its value, and estimated that remote viewers saved the
government about $240 million by helping find lost Scud
missiles in the Persian Gulf War. Research has shown that
remote viewing works 14 percent of the time or more, he
said, "There is a huge percentage of intelligence
collection systems that don't do as well."
The information provided by remote
viewers, he reiterated, was never used without other
types of corroboration. He said nearly every agency with
an intelligence wing
intelligence wing including the CIA, the National
Security Agency, the Drug Enforcement Agency, the Joint
Chiefs of Staff, the Secret Service, the Coast Guard and
Customs employed remote viewers at some time or
On a typical workday,
McMoneagle said, he reported to an old, leaky wooden
barracks at Fort Meade, where he went into a one-person
office. He sat at a desk with a typewriter and a mug of
coffee. The cup said This End Up and had an arrow
pointing the wrong way. He was then presented with sealed
envelopessometimes large brown ones, sometimes
small white onesand he was asked to supply
information about whatever was inside.
There might be a photograph of a
person, he said, and he would be asked to describe where
the person was locateed. In that way, he said, he helped
the Army locate hostages in Iran. He said he predicted
almost precisely where Skylab was going to fall, 11
months before the spacecraft returned to Earth in 1979.
He named the city in Italy Padua and
described the second-floor apartment where Brig. Gen
James Dozier was held hostage by the Red Brigades in
1981. The information arrived in Italy on the day Dozier
Over the years, McMoneagle said, he was
involved in about 450 missions. One of his favorites was
in 1980, when CIA personnel captured a suspected KGB
agent in South Africa. They wanted to know how the agent
was communicating with the Soviet military. They put an
envelope on McMoneagle's desk, and without knowing
anything of the man, McMoneagle told the CIA that the man
liked to use a small pocket calculator. The calculator
turned out to be a disguised shortwave radio.
McMoneagle retired from the Army in
1984, but continued to work as a Stargate consultant.
Last week he appeared on
"Nightline" and on the ABC special "Put to
the Test." "It's not like he handed me a
perfect photograph of the location," said
independent producer Ruth Rivin, of Elemental
Productions, when asked about McMoneagle's performance.
"Some of the descriptions were pretty
remarkable," she said. "We followed all the
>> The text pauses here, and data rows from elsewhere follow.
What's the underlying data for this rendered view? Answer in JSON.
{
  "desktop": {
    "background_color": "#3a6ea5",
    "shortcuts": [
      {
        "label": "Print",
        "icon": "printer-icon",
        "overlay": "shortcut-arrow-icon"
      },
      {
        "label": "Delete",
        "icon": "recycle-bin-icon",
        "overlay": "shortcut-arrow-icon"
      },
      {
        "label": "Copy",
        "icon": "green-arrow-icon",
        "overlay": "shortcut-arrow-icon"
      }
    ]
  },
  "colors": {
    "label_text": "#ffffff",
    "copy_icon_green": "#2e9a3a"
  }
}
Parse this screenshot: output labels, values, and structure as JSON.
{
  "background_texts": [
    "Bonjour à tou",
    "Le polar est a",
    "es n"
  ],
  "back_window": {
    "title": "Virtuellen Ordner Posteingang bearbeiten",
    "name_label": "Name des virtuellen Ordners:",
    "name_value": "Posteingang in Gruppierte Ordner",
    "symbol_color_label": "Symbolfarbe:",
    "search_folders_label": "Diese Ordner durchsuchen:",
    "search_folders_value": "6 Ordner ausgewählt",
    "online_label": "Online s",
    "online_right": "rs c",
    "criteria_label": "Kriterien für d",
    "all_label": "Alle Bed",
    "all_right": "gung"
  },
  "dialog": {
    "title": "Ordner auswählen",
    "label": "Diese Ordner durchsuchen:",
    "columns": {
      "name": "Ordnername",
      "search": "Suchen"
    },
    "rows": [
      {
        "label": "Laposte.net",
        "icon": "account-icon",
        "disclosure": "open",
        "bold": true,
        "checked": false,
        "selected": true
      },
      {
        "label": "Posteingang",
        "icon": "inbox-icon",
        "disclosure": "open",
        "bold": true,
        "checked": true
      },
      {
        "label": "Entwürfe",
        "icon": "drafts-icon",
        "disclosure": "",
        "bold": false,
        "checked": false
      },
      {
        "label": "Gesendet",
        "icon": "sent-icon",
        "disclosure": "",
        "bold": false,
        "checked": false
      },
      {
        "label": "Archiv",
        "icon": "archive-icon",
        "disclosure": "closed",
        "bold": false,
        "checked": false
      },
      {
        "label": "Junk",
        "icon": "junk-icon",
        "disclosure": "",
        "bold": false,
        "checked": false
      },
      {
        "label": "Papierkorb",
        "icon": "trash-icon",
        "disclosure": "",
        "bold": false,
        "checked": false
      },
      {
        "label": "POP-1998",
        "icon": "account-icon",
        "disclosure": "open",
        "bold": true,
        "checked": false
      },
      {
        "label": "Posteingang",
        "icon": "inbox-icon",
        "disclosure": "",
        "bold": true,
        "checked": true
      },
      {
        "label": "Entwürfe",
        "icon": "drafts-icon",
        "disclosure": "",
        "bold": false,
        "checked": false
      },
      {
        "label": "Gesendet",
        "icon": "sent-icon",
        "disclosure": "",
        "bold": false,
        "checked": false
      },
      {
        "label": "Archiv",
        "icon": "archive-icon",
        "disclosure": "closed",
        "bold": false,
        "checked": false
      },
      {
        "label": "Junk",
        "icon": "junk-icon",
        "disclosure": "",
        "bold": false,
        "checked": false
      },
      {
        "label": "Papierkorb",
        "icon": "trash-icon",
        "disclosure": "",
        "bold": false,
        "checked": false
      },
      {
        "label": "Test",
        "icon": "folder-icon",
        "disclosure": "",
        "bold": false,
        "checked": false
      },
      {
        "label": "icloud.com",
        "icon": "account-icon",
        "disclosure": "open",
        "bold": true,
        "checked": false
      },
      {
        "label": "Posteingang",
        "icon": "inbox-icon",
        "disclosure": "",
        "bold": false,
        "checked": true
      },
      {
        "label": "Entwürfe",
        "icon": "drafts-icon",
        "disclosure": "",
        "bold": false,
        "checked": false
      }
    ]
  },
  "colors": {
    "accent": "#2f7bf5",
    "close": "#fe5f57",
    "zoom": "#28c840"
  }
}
scientific protocol laid out by Edwin May, a nuclear
physicist [at SRI] who's been researching remote viewing
for the last 20 years."
Rivin flew McMoneagle to Houston, a
city he had never visited. She hired a location scout and
instructed her to take photos of several Houston
landmarks. One of the spots was chosen by a roll of the
dice, and Rivin sent an official of the Houston tourist
bureau there. McMoneagle was locked in a windowless room,
shown a photo of the tourism official and asked to
describe where the woman was. He spoke of a natural river
that had been improved by man and of a bridge with foot
traffic. The woman was standing near the ship channel in
Houston. A bridge for automobiles was in the
Today, McMoneagle runs his one
man-company, Intuitive Intelligence Applications, from a
bedroom equipped with a Zeos computer, windows facing the
Blue Ridge mountains and a color photo of the Sphinx. He
said he can help a wildcatter find an oil well or a
quarry operator know where to mine.
But he's still quietly angry about the
way his service to his country is being portrayed. He
said he was never paid more than a man of his
rankchief warrant officer. And as a consultant
until 1993, he made even less.
"The project was approved on a
year-to-year basis," he said. "This approval
was based on our performance. So why the hell are they
running for cover now?"